*What you need to do*. For each line below that includes the word "время", make a copy.

################

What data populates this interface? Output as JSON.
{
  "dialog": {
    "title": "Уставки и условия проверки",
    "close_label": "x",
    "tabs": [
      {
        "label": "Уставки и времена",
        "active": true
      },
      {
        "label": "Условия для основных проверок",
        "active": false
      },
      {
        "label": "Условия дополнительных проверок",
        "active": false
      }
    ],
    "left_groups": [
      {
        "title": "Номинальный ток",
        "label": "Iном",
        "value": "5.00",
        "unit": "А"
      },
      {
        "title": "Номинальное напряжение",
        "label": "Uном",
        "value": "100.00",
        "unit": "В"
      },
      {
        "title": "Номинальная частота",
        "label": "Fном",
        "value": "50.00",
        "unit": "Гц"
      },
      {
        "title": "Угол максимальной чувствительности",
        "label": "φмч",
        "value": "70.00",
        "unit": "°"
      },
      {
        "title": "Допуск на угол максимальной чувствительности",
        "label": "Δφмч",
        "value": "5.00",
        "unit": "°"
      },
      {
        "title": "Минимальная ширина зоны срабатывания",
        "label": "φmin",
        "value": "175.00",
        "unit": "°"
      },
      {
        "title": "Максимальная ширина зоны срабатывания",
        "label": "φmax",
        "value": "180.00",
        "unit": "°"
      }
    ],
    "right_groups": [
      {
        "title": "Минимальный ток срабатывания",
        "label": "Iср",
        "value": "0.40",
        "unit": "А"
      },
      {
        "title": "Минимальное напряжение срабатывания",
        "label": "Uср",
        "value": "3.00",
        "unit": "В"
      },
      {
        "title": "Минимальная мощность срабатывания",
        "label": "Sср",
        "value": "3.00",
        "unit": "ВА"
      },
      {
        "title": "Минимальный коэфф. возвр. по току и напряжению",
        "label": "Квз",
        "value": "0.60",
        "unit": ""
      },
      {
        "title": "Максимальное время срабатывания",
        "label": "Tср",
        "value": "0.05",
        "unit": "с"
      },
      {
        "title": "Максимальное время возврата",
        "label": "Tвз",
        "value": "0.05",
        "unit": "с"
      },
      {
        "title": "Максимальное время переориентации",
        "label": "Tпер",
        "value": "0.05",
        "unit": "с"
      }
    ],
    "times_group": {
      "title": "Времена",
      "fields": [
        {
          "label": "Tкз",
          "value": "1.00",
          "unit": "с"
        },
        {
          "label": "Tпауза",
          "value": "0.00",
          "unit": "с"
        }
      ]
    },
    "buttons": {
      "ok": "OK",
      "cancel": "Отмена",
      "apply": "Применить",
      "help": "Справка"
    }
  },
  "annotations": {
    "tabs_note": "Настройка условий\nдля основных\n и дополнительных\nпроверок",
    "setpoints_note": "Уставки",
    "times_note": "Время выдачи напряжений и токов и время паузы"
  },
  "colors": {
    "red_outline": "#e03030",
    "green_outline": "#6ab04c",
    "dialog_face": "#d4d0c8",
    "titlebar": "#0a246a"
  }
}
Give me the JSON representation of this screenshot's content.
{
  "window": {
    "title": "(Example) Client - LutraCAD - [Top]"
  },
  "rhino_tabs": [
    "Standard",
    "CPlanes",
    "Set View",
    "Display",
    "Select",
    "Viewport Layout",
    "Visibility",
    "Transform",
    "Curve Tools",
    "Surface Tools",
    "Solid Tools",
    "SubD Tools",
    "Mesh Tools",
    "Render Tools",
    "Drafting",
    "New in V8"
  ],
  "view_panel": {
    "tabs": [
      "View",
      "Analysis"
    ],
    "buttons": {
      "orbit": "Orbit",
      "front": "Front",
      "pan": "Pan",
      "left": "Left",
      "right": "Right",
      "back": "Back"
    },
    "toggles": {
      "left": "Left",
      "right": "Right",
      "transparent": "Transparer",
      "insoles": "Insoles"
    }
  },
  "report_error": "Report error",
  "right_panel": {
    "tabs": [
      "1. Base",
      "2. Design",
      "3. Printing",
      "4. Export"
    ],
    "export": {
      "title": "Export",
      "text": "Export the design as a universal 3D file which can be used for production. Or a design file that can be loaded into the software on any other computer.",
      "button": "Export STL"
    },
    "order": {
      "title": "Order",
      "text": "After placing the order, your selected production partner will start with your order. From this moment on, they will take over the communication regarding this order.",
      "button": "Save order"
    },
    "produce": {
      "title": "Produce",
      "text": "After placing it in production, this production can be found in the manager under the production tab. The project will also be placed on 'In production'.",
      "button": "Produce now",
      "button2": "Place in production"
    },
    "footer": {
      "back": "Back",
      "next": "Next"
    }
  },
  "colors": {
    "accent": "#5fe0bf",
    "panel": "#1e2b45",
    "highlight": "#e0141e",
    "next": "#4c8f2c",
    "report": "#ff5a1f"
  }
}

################

*Your solution*.
        "title": "Максимальное время срабатывания",
        "title": "Максимальное время возврата",
        "title": "Максимальное время переориентации",
    "times_note": "Время выдачи напряжений и токов и время паузы"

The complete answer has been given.